Two local medical educators, Janet Surrey and Stephen Bergman, have dramatized the famous story of Bill W. and Dr. Bob, the two founders of AA. The unlikely adventure which brought the two Vermonters together in Ohio to work out the secret of sobriety, is playing through the end of the month at New Repertory Theatre.

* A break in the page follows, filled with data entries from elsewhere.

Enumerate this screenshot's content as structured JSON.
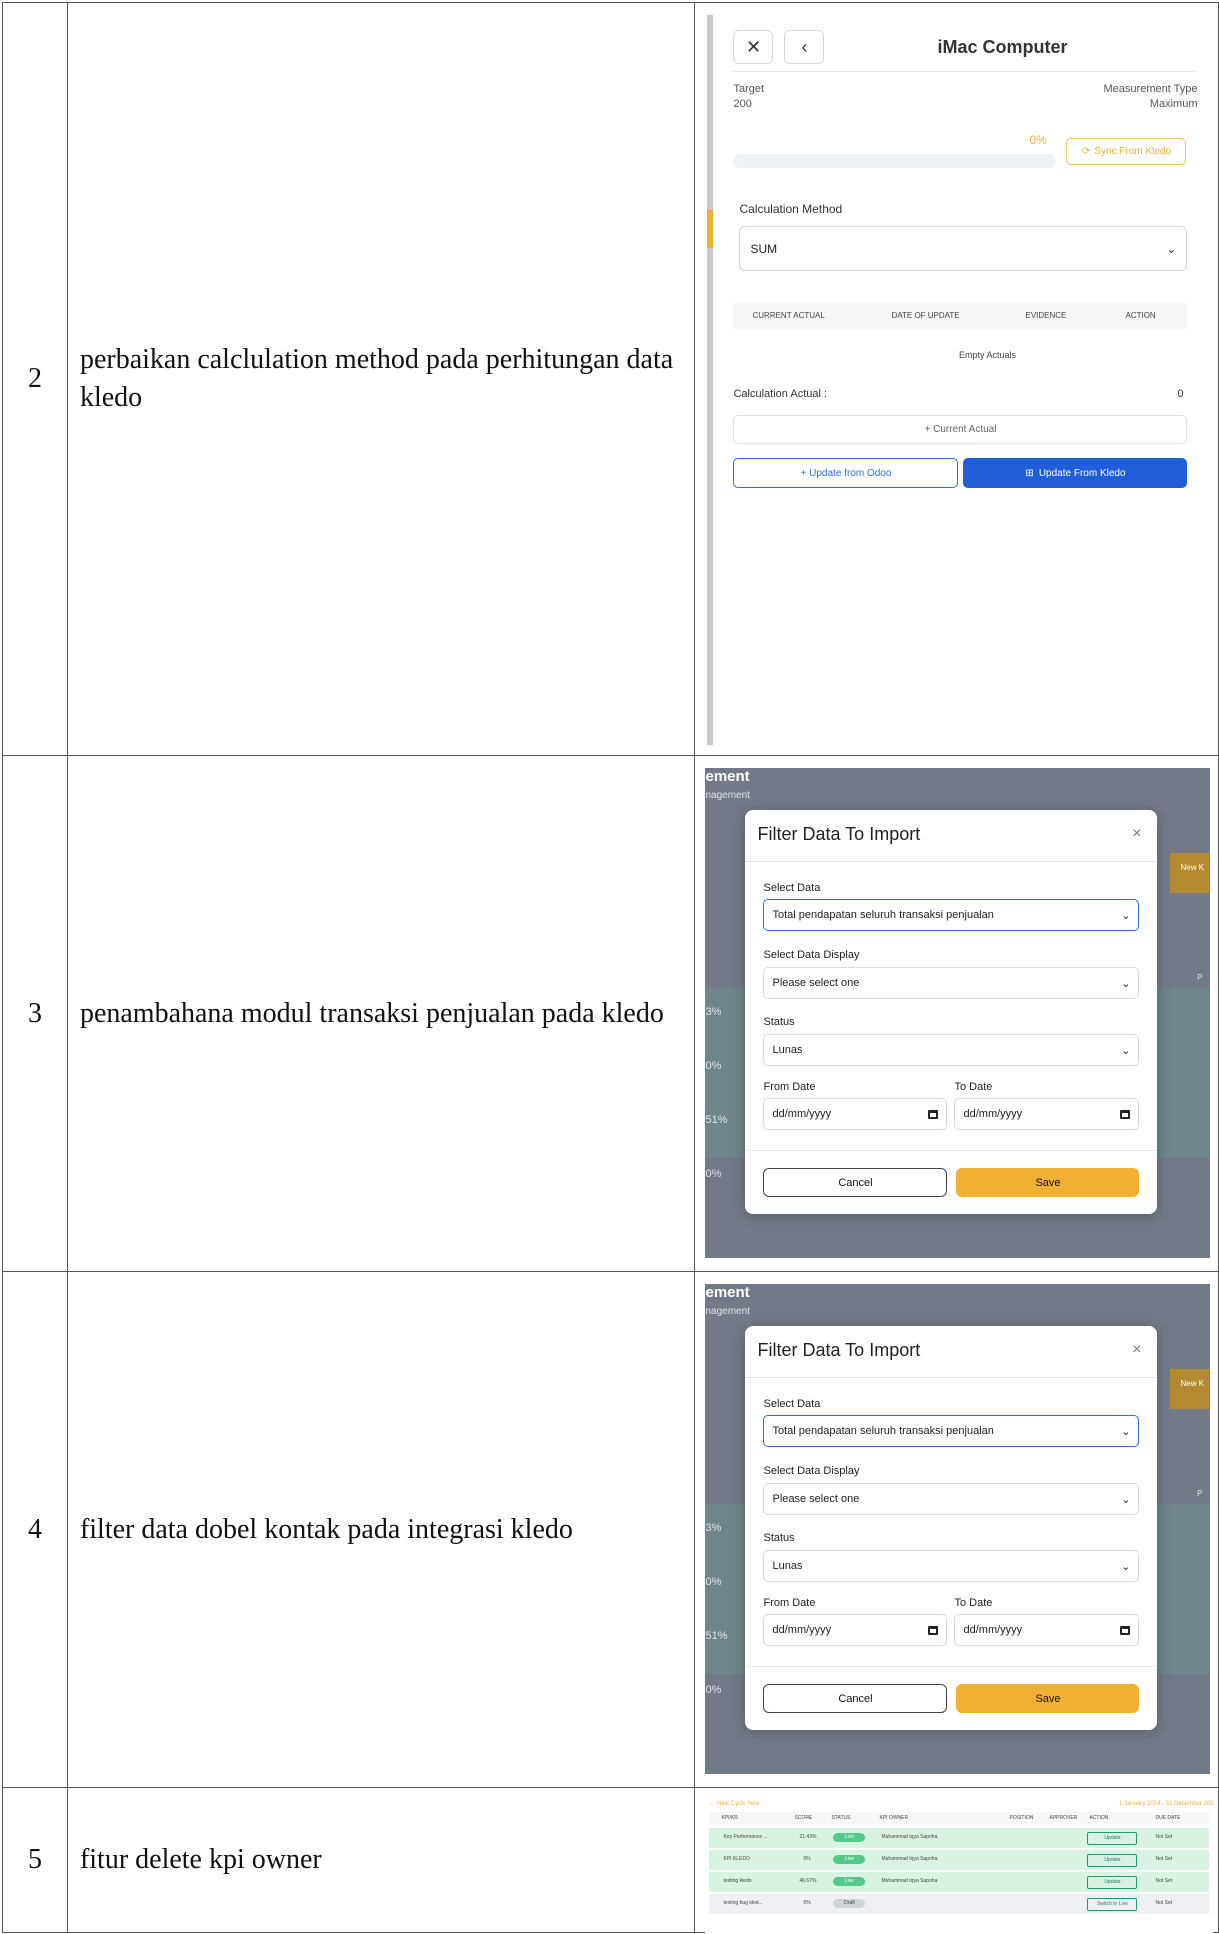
{
  "rows": [
    {
      "num": "2",
      "desc": "perbaikan calclulation method pada perhitungan data kledo"
    },
    {
      "num": "3",
      "desc": "penambahana modul transaksi penjualan pada kledo"
    },
    {
      "num": "4",
      "desc": "filter data dobel kontak pada integrasi kledo"
    },
    {
      "num": "5",
      "desc": "fitur delete kpi owner"
    }
  ],
  "panel1": {
    "title": "iMac Computer",
    "target_label": "Target",
    "target_value": "200",
    "measure_label": "Measurement Type",
    "measure_value": "Maximum",
    "progress_pct": "0%",
    "progress_value": 0,
    "sync_label": "Sync From Kledo",
    "calc_label": "Calculation Method",
    "calc_value": "SUM",
    "cols": [
      "CURRENT ACTUAL",
      "DATE OF UPDATE",
      "EVIDENCE",
      "ACTION"
    ],
    "empty": "Empty Actuals",
    "calc_actual_label": "Calculation Actual :",
    "calc_actual_value": "0",
    "current_actual": "+ Current Actual",
    "odoo": "+ Update from Odoo",
    "kledo": "Update From Kledo"
  },
  "modal": {
    "bg_title": "ement",
    "bg_sub": "nagement",
    "bg_new": "New K",
    "bg_p": "P",
    "bg_pcts": [
      "3%",
      "0%",
      "51%",
      "0%"
    ],
    "title": "Filter Data To Import",
    "close": "×",
    "select_data_label": "Select Data",
    "select_data_value": "Total pendapatan seluruh transaksi penjualan",
    "display_label": "Select Data Display",
    "display_value": "Please select one",
    "status_label": "Status",
    "status_value": "Lunas",
    "from_label": "From Date",
    "to_label": "To Date",
    "date_placeholder": "dd/mm/yyyy",
    "cancel": "Cancel",
    "save": "Save"
  },
  "kpi": {
    "new_cycle": "← New Cycle here",
    "date_range": "1 January 2024 - 31 December 202",
    "headers": [
      "KPI/KR",
      "SCORE",
      "STATUS",
      "KPI OWNER",
      "POSITION",
      "APPROVER",
      "ACTION",
      "DUE DATE"
    ],
    "rows": [
      {
        "name": "Key Performance ...",
        "score": "21.43%",
        "status": "Live",
        "owner": "Muhammad Iqya Sapoha",
        "action": "Update",
        "due": "Not Set"
      },
      {
        "name": "KPI KLEDO",
        "score": "0%",
        "status": "Live",
        "owner": "Muhammad Iqya Sapoha",
        "action": "Update",
        "due": "Not Set"
      },
      {
        "name": "testing kledo",
        "score": "46.67%",
        "status": "Live",
        "owner": "Muhammad Iqya Sapoha",
        "action": "Update",
        "due": "Not Set"
      },
      {
        "name": "testing bug kled...",
        "score": "0%",
        "status": "Draft",
        "owner": "",
        "action": "Switch to Live",
        "due": "Not Set"
      }
    ]
  }
}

Where self-control, sanitarium stays, and medical interventions have all failed them, the two men discover that telling their stories to each other, and dedicating themselves to helping other alcoholics, does work. They set out to prove their hypothesis by recruiting “a reliable supply of drunks” while long suffering wives sit home, wring their hands, and write long, despairing letters. Dr. Bob is able to work as a surgeon, believe it or not, while he is drinking, but Bill W. can’t seem to make any of his financial schemes fly, so Mrs. W. pitches in and supports his travels. While some of the audience laughed at Dr. Bob’s jokes about “not killing” any of his patients, some of us who’ve had surgery of late, cringed at the prospect.
The play is long on detail, painstakingly reciting (almost) every letter Mrs. W. sends to her wandering husband. And although it must have been exciting at the time for the two men to find their calling, the play doesn’t share that passion with the audience. Instead we are witness to scene after scene of drunken episodes ---which could have been whittled down to just a few (to symbolize the many). At one point Dr. Bob attempts to verbalize what an alcoholic stupor feels like. He explains that “[his] whole life has been slowed down”---which is what, alas, the play feels like, despite some earnest performances.
Although we never learn why the women stay with their men, Rachel Harker makes the most of her role as Mrs. W, as does Kathleen Doyle as Mrs. Bob. It is Todd C. Gordon, however, whose presence gives the production class. He sits quietly at the piano, punctuating scenes and conjuring the period of the play with his dreamy, original score of evocative ragtime and jazz.
Both Robert Krakovski (as Bill W.) and Patrick Husted (as Dr. Bob) give broad, expansive performances meant to mimic a grandiose, out-of-control alcoholic state but both performances seem oddly wrought and all over the place, as if they had no grounding. Playing drunk on stage, in my opinion, is extremely difficult. Finding a rhythm for the character while playing that nano-second delay that alcoholics don’t know they have, can be a daunting task. To his credit, director Rick Lombardo keeps any ‘lurching’ at bay. (The best performance of a drunk I’ve ever seen is Trinity Rep’s Richard Jenkins’ “Mister Bobby” in Horton Foote’s “On Valentine’s Day.”)
Lombardo gets solid work from Marc Carver and Deanna Dunmyer as everyone else in the story: barflies, wives, doctors, lawyers and medical chiefs. Too many episodes, unfortunately, tell the same story over and over. The noble “one day at a time” philosophy at the heart of AA seems to have been overwhelmed here, as the quip goes, by “several [days/stories] attacking at once.”